Pin back your ears – Nottingham has formed a Tuneless Choir for those who want to sing but ‘can’t necessarily hold a tune’.
A woman who was told to stop singing when she was a child because she was not good enough has set up a public choir for other tone deaf people.
Nadine Cooper avoided singing in public for years after her school music teacher told her she was spoiling it for everyone else.
Ms Cooper was inspired to set up the Tuneless Choir in 2016, for those who lack in confidence and need more practice.
There are now more than 32 Tuneless choirs around the country.
Ms Cooper said she is glad that people feel so strongly about it that they feel they want to set up their own.
The choir leader Bernie Bracha said: “The experience is unique. We sing purely for the pleasure of it – with no pressure to improve – and simply aim for everyone to leave us feeling energised and uplifted.

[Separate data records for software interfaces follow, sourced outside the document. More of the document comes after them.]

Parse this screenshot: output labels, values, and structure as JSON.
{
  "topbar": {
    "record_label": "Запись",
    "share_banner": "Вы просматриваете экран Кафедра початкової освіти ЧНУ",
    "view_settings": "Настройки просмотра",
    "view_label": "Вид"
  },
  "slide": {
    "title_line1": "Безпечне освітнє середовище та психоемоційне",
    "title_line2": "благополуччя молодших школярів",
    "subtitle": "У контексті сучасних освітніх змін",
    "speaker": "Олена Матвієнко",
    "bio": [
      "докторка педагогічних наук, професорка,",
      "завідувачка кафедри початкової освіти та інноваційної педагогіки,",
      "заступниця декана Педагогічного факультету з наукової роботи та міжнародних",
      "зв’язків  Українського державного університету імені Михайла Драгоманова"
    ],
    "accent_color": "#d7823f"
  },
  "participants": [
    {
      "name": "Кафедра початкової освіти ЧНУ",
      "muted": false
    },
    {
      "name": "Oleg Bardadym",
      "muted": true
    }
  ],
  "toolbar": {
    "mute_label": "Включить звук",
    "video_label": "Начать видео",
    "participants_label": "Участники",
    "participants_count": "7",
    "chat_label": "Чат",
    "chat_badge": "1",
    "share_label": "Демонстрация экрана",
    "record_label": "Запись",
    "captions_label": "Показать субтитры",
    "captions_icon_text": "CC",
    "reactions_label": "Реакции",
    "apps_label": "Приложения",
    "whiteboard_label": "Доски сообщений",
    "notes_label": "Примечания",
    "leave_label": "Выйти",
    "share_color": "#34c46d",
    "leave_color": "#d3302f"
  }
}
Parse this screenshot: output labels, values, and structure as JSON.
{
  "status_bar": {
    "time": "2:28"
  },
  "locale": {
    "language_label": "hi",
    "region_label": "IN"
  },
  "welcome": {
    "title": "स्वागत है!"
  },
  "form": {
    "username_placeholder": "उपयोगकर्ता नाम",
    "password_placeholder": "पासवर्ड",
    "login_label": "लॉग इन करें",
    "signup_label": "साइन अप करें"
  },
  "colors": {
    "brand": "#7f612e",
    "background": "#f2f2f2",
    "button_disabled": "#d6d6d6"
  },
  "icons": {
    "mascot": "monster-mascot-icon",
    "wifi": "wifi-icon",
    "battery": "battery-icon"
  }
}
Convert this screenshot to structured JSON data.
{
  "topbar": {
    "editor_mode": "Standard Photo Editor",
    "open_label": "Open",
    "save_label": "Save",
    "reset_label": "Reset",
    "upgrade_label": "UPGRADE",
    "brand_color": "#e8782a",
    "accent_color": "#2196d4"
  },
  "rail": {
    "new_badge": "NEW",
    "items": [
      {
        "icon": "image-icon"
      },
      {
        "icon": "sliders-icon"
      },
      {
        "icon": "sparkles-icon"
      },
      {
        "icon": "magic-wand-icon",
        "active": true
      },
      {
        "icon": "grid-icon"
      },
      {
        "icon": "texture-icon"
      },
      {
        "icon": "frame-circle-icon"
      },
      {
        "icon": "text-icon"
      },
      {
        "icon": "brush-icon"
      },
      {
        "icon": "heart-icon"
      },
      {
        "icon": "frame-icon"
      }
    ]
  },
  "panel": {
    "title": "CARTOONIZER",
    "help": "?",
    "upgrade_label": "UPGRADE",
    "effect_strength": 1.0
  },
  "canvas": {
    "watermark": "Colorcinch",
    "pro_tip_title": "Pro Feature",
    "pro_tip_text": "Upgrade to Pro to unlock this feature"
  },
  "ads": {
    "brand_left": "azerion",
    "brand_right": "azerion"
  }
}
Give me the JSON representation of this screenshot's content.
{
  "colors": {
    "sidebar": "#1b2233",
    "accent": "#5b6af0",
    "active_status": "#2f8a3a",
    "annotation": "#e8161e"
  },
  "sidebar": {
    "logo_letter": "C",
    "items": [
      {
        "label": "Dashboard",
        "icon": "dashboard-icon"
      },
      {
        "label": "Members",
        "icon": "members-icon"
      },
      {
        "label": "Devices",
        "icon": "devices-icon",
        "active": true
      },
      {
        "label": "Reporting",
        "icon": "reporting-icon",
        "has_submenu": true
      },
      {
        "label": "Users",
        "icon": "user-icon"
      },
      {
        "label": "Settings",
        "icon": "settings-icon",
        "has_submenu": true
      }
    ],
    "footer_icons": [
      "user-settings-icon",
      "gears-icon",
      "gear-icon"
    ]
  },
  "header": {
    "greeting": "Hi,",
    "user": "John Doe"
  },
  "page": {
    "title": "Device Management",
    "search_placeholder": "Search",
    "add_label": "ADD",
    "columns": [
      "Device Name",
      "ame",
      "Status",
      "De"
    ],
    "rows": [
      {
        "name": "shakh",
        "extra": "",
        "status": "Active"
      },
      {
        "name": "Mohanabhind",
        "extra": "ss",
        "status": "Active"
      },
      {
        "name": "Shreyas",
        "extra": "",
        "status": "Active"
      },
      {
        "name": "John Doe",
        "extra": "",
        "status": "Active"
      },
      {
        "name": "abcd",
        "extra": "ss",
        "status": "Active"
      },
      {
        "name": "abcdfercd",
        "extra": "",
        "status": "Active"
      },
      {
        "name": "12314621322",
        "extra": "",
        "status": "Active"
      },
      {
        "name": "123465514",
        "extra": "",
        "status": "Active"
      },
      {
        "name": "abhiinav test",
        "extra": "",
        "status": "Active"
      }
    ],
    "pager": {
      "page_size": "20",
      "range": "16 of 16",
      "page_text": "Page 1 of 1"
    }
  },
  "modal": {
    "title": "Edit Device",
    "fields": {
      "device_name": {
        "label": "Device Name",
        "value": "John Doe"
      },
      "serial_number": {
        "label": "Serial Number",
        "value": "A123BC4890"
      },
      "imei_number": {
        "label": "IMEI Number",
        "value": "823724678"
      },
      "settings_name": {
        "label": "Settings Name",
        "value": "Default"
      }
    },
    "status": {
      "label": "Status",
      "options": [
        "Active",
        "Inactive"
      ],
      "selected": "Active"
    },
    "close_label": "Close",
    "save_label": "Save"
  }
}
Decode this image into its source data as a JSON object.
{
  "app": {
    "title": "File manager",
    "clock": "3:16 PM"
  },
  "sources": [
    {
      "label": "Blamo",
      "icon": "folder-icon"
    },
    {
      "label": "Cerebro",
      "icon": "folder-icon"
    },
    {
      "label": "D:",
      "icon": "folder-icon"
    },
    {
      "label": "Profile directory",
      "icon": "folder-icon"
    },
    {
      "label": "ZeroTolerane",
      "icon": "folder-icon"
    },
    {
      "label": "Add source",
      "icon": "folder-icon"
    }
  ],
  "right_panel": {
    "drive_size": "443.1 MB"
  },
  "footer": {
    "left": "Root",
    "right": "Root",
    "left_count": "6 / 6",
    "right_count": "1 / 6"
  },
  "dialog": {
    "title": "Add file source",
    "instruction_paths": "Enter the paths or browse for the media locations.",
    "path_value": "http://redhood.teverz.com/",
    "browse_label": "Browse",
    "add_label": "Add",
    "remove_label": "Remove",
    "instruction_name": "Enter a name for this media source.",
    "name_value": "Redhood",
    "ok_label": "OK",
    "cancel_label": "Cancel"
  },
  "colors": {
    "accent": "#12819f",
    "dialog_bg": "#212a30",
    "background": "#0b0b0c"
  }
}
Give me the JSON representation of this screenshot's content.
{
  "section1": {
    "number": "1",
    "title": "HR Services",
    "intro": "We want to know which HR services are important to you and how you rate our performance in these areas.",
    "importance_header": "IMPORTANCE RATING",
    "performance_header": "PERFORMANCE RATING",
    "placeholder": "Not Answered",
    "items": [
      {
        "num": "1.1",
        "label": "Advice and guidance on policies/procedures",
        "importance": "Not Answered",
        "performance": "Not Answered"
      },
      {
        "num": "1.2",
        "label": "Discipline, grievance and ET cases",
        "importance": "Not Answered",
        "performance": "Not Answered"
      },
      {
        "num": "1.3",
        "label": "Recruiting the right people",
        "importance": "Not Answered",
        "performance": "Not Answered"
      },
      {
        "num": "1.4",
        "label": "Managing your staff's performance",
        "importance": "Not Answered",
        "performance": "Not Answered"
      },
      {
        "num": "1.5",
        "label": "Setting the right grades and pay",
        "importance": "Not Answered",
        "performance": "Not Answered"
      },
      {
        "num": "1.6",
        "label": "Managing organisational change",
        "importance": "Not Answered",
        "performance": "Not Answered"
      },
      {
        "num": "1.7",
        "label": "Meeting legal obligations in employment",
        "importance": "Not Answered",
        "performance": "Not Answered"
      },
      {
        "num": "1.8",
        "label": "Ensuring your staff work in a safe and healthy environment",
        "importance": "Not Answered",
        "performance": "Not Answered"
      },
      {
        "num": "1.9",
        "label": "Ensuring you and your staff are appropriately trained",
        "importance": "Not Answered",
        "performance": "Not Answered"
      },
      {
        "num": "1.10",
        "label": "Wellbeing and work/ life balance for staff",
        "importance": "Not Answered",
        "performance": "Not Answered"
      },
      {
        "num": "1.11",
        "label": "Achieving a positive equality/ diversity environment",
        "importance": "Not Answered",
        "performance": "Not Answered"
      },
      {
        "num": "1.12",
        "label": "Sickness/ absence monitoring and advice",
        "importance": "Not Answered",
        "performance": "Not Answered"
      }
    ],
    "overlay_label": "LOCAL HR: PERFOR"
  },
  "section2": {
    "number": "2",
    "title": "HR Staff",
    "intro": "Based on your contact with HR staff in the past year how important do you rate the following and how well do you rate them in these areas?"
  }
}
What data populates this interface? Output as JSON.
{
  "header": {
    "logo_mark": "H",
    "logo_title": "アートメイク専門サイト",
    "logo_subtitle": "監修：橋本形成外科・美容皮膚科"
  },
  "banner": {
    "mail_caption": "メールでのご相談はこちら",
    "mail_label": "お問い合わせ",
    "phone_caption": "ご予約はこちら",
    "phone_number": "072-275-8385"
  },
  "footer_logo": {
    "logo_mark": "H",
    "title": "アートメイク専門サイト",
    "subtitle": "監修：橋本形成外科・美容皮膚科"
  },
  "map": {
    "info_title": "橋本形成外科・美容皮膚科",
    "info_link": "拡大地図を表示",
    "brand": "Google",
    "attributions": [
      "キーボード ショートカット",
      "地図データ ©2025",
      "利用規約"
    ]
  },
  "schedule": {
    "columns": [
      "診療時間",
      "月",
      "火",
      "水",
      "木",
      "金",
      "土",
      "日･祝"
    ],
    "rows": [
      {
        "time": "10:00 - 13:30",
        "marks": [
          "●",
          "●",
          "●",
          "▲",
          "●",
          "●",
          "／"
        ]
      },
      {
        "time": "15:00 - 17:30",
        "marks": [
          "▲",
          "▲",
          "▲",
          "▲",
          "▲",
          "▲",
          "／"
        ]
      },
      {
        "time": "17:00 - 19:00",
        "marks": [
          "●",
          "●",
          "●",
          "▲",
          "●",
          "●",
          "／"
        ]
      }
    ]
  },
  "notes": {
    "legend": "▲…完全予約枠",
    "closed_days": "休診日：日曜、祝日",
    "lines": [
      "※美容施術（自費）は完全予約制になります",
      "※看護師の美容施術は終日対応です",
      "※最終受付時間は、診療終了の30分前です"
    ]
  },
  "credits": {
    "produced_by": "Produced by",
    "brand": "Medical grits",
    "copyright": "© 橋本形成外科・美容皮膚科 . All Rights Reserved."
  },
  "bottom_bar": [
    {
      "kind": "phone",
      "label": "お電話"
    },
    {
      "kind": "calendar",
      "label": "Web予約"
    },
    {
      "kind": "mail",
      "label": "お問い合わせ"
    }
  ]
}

“Research tells us that singing in groups brings physical, emotional and social benefits, and so we believe everyone has a right to sing.”
‘THERE IS SOMETHING ABOUT THE COLLECTIVIST EXPERIENCE OF PARTICIPATION THAT GIVE PEOPLE A SENSE OF TOGETHERNESS’
al bishop, member of tuneless choir
“After some silly warm-ups to get people relaxed we went straight into ABBA’s Mamma Mia!
“It went down so well, the atmosphere was electric, seeing people singing like no one is listening and even having a bit of wiggle.”
Other songs included The Beatles’ Help!, Tom Jones’ Delilah, Doris Day’s Que Sera Sera and The Monkees’ I’m a Believer – the session ending The Mamas and the Papas California Dreamin’.
“All inhibitions lost, big smiles on everyone’s faces and lots of laughter when it went a little wrong in places,” said Mrs Addis.
“It was great to see people walking out of the church on a high. The feedback has been incredible, with some saying they had been waiting years for something like this.
“One member even said: ‘Singing helped my breathing pattern and my asthma.’”
The Nottingham City Choir meets every Wednesday at 12.10 at the St Andrew’s with Castlegate United Reformed Church. If you’ve time, you can the stick around for a tea or coffee and a natter at the end of session.
Each session costs £5, payable in cash or by card at the door. No booking required.